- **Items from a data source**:
== Segment start ==

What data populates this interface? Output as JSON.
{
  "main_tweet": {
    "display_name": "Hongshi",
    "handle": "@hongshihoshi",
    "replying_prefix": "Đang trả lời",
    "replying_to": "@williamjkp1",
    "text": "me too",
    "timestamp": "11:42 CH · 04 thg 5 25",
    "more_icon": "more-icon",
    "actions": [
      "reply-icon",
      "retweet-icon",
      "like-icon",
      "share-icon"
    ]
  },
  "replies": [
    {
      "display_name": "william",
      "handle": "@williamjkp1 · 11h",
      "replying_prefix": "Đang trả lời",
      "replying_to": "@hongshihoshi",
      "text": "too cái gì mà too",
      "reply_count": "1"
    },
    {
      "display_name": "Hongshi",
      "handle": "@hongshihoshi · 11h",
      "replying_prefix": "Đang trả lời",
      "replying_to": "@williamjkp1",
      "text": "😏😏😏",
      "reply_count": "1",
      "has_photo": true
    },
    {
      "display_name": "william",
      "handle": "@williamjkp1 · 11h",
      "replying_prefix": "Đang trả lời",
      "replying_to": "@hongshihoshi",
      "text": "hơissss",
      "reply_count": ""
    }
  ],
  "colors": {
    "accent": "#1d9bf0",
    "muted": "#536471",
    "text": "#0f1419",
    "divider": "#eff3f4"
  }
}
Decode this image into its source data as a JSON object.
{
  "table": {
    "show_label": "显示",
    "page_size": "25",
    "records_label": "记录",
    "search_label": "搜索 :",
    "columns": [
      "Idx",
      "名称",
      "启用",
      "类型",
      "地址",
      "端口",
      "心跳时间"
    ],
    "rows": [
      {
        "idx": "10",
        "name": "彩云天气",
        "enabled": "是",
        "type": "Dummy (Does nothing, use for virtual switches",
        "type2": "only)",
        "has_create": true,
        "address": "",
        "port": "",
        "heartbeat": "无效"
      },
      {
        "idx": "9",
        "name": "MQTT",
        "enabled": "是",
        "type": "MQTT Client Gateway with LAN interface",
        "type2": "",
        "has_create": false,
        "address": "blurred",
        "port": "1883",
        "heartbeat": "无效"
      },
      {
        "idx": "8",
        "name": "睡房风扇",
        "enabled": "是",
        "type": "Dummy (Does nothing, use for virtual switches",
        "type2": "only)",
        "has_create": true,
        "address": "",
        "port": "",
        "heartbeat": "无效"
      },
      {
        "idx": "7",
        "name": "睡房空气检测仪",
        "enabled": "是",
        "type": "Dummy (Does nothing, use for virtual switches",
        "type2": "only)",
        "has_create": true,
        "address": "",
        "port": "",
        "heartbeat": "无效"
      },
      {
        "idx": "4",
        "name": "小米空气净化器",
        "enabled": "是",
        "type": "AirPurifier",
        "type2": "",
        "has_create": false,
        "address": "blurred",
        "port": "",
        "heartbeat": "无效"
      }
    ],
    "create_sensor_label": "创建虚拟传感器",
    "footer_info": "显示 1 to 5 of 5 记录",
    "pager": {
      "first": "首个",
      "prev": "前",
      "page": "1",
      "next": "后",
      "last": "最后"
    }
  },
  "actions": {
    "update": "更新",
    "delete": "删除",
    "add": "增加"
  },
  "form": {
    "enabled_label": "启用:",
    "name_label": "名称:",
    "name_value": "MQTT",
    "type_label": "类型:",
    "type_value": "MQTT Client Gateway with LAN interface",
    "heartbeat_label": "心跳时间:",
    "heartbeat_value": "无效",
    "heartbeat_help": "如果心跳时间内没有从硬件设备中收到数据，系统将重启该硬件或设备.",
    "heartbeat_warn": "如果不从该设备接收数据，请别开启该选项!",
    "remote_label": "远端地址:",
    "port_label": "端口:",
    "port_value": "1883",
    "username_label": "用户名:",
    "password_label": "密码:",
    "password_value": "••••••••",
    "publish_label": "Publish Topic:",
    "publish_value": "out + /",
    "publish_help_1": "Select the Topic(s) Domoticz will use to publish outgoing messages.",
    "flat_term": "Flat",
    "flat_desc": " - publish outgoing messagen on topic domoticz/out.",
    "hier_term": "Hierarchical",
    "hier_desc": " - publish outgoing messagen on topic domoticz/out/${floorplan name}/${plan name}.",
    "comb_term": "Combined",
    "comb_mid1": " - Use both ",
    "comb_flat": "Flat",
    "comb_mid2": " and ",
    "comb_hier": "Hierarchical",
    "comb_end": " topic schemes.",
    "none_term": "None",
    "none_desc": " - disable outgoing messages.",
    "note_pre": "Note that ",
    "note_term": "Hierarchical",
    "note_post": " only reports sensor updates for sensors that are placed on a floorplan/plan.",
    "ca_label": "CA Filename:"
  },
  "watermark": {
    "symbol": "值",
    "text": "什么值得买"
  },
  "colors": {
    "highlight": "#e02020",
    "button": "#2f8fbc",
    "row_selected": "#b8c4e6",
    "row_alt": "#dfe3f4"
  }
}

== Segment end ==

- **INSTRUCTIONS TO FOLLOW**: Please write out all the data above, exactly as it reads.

- **REPLY TO THE TASK**:
What data populates this interface? Output as JSON.
{
  "main_tweet": {
    "display_name": "Hongshi",
    "handle": "@hongshihoshi",
    "replying_prefix": "Đang trả lời",
    "replying_to": "@williamjkp1",
    "text": "me too",
    "timestamp": "11:42 CH · 04 thg 5 25",
    "more_icon": "more-icon",
    "actions": [
      "reply-icon",
      "retweet-icon",
      "like-icon",
      "share-icon"
    ]
  },
  "replies": [
    {
      "display_name": "william",
      "handle": "@williamjkp1 · 11h",
      "replying_prefix": "Đang trả lời",
      "replying_to": "@hongshihoshi",
      "text": "too cái gì mà too",
      "reply_count": "1"
    },
    {
      "display_name": "Hongshi",
      "handle": "@hongshihoshi · 11h",
      "replying_prefix": "Đang trả lời",
      "replying_to": "@williamjkp1",
      "text": "😏😏😏",
      "reply_count": "1",
      "has_photo": true
    },
    {
      "display_name": "william",
      "handle": "@williamjkp1 · 11h",
      "replying_prefix": "Đang trả lời",
      "replying_to": "@hongshihoshi",
      "text": "hơissss",
      "reply_count": ""
    }
  ],
  "colors": {
    "accent": "#1d9bf0",
    "muted": "#536471",
    "text": "#0f1419",
    "divider": "#eff3f4"
  }
}
Decode this image into its source data as a JSON object.
{
  "table": {
    "show_label": "显示",
    "page_size": "25",
    "records_label": "记录",
    "search_label": "搜索 :",
    "columns": [
      "Idx",
      "名称",
      "启用",
      "类型",
      "地址",
      "端口",
      "心跳时间"
    ],
    "rows": [
      {
        "idx": "10",
        "name": "彩云天气",
        "enabled": "是",
        "type": "Dummy (Does nothing, use for virtual switches",
        "type2": "only)",
        "has_create": true,
        "address": "",
        "port": "",
        "heartbeat": "无效"
      },
      {
        "idx": "9",
        "name": "MQTT",
        "enabled": "是",
        "type": "MQTT Client Gateway with LAN interface",
        "type2": "",
        "has_create": false,
        "address": "blurred",
        "port": "1883",
        "heartbeat": "无效"
      },
      {
        "idx": "8",
        "name": "睡房风扇",
        "enabled": "是",
        "type": "Dummy (Does nothing, use for virtual switches",
        "type2": "only)",
        "has_create": true,
        "address": "",
        "port": "",
        "heartbeat": "无效"
      },
      {
        "idx": "7",
        "name": "睡房空气检测仪",
        "enabled": "是",
        "type": "Dummy (Does nothing, use for virtual switches",
        "type2": "only)",
        "has_create": true,
        "address": "",
        "port": "",
        "heartbeat": "无效"
      },
      {
        "idx": "4",
        "name": "小米空气净化器",
        "enabled": "是",
        "type": "AirPurifier",
        "type2": "",
        "has_create": false,
        "address": "blurred",
        "port": "",
        "heartbeat": "无效"
      }
    ],
    "create_sensor_label": "创建虚拟传感器",
    "footer_info": "显示 1 to 5 of 5 记录",
    "pager": {
      "first": "首个",
      "prev": "前",
      "page": "1",
      "next": "后",
      "last": "最后"
    }
  },
  "actions": {
    "update": "更新",
    "delete": "删除",
    "add": "增加"
  },
  "form": {
    "enabled_label": "启用:",
    "name_label": "名称:",
    "name_value": "MQTT",
    "type_label": "类型:",
    "type_value": "MQTT Client Gateway with LAN interface",
    "heartbeat_label": "心跳时间:",
    "heartbeat_value": "无效",
    "heartbeat_help": "如果心跳时间内没有从硬件设备中收到数据，系统将重启该硬件或设备.",
    "heartbeat_warn": "如果不从该设备接收数据，请别开启该选项!",
    "remote_label": "远端地址:",
    "port_label": "端口:",
    "port_value": "1883",
    "username_label": "用户名:",
    "password_label": "密码:",
    "password_value": "••••••••",
    "publish_label": "Publish Topic:",
    "publish_value": "out + /",
    "publish_help_1": "Select the Topic(s) Domoticz will use to publish outgoing messages.",
    "flat_term": "Flat",
    "flat_desc": " - publish outgoing messagen on topic domoticz/out.",
    "hier_term": "Hierarchical",
    "hier_desc": " - publish outgoing messagen on topic domoticz/out/${floorplan name}/${plan name}.",
    "comb_term": "Combined",
    "comb_mid1": " - Use both ",
    "comb_flat": "Flat",
    "comb_mid2": " and ",
    "comb_hier": "Hierarchical",
    "comb_end": " topic schemes.",
    "none_term": "None",
    "none_desc": " - disable outgoing messages.",
    "note_pre": "Note that ",
    "note_term": "Hierarchical",
    "note_post": " only reports sensor updates for sensors that are placed on a floorplan/plan.",
    "ca_label": "CA Filename:"
  },
  "watermark": {
    "symbol": "值",
    "text": "什么值得买"
  },
  "colors": {
    "highlight": "#e02020",
    "button": "#2f8fbc",
    "row_selected": "#b8c4e6",
    "row_alt": "#dfe3f4"
  }
}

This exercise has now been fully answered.